Walla Walla Community College students plan to soon head to France to study winemaking and viticulture.
The Washington state school has signed a five-year agreement with Bordeaux Sciences Agro which allows graduates of the two-year enology and viticulture program at Walla Walla Community College to earn a bachelor’s degree in 10 months.
So far, two Walla Walla Community College students have been accepted into the Bordeaux Sciences Agro program, said Tim Donahue, director of winemaking at the Institute for Enology and Viticulture at Walla Walla Community College. The students start the Bordeaux program this fall.
Bordeaux Sciences Agro students receive instruction in English in viticulture, enology and sensory analysis; they study at different campuses, including Bordeaux, Montpellier/Languedoc-Roussillon, Toulouse and Dijon/Burgundy, according to Bordeaux Sciences Agro’s website. In addition, the students also complete a 3-month internship.

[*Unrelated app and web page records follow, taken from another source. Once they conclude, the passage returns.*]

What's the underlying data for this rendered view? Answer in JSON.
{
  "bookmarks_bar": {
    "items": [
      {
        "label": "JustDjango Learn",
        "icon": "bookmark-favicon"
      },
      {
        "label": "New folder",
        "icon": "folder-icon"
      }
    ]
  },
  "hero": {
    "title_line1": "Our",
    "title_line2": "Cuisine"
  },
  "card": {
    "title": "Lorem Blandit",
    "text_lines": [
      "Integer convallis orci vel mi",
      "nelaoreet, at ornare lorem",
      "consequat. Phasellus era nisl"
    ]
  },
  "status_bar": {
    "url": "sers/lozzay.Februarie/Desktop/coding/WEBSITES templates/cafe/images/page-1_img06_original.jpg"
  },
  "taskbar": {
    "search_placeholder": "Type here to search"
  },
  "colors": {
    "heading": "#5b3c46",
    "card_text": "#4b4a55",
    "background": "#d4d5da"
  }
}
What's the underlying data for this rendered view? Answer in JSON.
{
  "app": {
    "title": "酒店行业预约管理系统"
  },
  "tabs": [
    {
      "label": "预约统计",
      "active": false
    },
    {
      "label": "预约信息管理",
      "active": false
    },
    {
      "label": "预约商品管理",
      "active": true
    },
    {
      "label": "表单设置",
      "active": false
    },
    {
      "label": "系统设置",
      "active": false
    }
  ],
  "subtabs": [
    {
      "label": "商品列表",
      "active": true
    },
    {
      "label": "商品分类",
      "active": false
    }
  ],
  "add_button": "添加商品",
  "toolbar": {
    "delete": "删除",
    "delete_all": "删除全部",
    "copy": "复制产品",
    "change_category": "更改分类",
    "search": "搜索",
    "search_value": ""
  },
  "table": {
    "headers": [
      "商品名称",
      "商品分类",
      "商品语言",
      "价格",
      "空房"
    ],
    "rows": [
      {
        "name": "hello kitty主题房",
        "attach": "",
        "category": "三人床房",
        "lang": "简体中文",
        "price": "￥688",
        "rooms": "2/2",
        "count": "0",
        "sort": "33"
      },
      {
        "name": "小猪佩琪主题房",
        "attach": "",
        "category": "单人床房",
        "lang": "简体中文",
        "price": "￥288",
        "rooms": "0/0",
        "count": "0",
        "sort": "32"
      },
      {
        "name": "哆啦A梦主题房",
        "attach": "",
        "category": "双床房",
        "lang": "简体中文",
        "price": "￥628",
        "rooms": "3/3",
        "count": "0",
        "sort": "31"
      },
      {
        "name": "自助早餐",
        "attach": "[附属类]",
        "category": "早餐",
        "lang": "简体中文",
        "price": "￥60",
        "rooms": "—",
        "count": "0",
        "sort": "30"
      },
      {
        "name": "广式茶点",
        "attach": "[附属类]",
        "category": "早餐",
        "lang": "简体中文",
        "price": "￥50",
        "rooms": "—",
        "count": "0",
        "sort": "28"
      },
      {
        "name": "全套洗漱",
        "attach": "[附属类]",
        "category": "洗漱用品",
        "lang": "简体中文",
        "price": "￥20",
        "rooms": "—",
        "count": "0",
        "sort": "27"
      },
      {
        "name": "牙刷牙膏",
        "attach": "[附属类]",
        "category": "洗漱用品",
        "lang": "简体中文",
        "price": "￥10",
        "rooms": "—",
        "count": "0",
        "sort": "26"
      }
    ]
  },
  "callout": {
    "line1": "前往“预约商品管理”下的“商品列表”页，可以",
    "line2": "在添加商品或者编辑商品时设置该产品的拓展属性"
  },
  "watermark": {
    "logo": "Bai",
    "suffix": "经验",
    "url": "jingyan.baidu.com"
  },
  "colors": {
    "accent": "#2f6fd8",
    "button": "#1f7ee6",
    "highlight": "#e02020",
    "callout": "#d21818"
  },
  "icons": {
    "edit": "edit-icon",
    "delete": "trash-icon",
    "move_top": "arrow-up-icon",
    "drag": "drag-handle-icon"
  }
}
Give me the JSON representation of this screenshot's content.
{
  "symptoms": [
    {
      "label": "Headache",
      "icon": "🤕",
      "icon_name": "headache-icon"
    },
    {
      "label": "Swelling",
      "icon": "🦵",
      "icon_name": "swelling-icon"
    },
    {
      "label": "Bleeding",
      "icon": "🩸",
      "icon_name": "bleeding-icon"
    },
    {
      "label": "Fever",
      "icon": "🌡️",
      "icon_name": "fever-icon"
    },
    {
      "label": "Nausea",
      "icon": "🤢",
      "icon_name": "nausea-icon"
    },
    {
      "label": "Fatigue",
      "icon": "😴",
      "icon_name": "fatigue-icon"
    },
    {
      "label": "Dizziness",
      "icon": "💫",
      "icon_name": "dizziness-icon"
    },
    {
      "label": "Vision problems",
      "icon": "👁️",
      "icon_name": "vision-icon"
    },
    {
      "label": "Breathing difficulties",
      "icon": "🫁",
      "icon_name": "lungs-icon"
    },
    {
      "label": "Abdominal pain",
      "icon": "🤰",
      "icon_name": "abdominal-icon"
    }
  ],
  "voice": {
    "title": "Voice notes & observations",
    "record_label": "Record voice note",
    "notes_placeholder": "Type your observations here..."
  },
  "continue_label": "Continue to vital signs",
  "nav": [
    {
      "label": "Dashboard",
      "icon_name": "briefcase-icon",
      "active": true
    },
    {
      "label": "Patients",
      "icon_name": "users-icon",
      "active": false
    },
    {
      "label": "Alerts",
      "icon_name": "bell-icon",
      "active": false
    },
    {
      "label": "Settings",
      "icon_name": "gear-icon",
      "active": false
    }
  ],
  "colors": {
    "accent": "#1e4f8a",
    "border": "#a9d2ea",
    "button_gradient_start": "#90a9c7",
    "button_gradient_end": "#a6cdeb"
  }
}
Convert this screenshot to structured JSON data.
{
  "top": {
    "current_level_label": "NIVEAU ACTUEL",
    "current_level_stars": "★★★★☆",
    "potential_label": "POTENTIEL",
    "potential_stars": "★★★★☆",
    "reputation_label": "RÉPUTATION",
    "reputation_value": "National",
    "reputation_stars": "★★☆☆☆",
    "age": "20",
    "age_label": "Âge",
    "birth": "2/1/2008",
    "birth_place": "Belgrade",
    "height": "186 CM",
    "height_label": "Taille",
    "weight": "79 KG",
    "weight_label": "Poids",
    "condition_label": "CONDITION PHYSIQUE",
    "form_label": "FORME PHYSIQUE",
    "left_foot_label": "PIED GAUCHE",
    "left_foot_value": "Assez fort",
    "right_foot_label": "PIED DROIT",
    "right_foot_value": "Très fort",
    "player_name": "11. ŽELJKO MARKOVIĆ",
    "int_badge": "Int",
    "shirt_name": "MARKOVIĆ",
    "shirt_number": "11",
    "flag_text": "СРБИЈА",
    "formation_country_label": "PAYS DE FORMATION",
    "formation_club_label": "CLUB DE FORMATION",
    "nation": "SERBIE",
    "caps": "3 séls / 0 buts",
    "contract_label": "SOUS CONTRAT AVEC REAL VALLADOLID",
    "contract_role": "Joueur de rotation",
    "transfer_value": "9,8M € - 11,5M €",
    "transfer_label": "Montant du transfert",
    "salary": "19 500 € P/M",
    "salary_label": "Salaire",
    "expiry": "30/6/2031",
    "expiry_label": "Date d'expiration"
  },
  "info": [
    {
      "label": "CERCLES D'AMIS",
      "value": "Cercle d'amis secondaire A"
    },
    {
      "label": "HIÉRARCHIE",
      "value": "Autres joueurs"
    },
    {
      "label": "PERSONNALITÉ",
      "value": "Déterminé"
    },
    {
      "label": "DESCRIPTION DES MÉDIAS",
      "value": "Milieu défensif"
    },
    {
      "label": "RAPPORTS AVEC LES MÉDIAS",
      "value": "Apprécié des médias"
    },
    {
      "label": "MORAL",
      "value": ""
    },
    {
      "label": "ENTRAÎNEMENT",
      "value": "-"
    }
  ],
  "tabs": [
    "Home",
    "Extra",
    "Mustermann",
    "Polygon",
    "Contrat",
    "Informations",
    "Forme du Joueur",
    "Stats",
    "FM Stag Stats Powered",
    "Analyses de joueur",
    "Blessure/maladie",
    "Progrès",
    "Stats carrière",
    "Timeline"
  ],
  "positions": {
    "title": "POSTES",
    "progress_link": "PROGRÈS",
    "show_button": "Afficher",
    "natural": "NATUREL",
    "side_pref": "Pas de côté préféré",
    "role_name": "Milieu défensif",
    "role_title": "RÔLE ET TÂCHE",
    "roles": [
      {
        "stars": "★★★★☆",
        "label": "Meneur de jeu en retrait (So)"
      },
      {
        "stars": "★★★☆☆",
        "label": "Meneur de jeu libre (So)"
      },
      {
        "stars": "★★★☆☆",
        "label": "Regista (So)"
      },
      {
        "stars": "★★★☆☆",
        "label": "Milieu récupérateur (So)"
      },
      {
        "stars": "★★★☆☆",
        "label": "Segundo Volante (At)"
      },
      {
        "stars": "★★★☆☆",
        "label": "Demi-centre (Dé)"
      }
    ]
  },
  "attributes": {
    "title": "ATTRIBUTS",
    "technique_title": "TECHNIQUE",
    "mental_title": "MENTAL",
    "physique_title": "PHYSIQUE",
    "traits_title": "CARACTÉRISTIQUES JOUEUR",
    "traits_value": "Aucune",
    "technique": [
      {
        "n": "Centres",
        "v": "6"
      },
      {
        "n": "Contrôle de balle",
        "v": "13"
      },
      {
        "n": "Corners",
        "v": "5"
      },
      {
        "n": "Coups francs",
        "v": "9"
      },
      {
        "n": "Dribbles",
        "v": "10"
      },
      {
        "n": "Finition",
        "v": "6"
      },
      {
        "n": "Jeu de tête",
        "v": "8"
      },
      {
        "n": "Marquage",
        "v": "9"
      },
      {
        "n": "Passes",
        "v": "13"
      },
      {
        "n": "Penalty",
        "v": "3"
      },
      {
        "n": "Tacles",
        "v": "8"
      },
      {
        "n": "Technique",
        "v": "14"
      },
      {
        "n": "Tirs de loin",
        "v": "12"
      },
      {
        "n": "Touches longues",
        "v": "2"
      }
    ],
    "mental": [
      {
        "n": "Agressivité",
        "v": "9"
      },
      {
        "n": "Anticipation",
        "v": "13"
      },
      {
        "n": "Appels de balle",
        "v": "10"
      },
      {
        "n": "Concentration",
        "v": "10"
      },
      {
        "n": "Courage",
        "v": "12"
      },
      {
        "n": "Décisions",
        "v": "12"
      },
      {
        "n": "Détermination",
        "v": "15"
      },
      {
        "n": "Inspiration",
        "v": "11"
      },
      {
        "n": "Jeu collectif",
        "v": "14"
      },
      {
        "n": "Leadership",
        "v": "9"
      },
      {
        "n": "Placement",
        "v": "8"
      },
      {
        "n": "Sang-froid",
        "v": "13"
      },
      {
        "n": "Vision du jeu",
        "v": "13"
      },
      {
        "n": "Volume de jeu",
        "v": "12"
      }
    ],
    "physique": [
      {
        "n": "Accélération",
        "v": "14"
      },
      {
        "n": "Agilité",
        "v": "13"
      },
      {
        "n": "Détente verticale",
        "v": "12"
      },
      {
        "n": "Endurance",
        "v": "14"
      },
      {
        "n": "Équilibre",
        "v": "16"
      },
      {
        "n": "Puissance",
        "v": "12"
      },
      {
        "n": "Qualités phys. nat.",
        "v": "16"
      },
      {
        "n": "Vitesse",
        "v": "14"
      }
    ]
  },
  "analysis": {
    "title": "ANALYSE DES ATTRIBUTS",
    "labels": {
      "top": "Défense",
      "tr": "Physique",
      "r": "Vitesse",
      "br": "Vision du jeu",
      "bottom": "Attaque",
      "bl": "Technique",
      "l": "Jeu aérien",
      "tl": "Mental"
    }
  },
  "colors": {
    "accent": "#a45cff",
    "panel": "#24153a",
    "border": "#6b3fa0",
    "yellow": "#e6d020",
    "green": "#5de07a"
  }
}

Donahue strongly supports the idea of pursuing a bachelor’s degree at Bordeaux Sciences Agro, saying it is an opportunity for the students to broaden their skills, learn new culture and French.
The cost is about the same as attending an in-state university for one year, he noted.
Georgia Lytra, enology professor at Bordeaux Sciences Agro Bordeaux, said 15 students from 10 different countries, including Canada, China, India, Belgium, New Zealand and the United States, are in this year’s class.
Two California students will complete the program this year – one from Napa Valley College in Napa and another from Allan Hancock College in Santa Maria.
French representatives approached the school about five years ago, Donahue said. But the college did not have someone with the expertise to hammer out such an agreement. Then Cheryl Hansen came on board to head the school’s international programs. Her efforts led to the agreement between the college and their new French partners. The deal, which also promotes research exchanges, was finalized in March, according to the document.
Bordeaux Sciences Agro operates under the Ministère de L’Agriculture et de L’Alimentation – the French Ministry of Food and Agriculture. Bordeaux Sciences Agro also has a partnership with Allan Hancock College.
The enology and viticulture program at Walla Walla Community College is a structured two-year program. Each cohort includes 30 students, Donahue said. This year’s program included students between the ages of 18 to 78.
The students who study viticulture, winemaking and how to run a tasting room at Walla Walla have a wide range of academic backgrounds, including GEDs and graduate degrees. Ninety percent of the graduates enter the wine industry, Donahue said.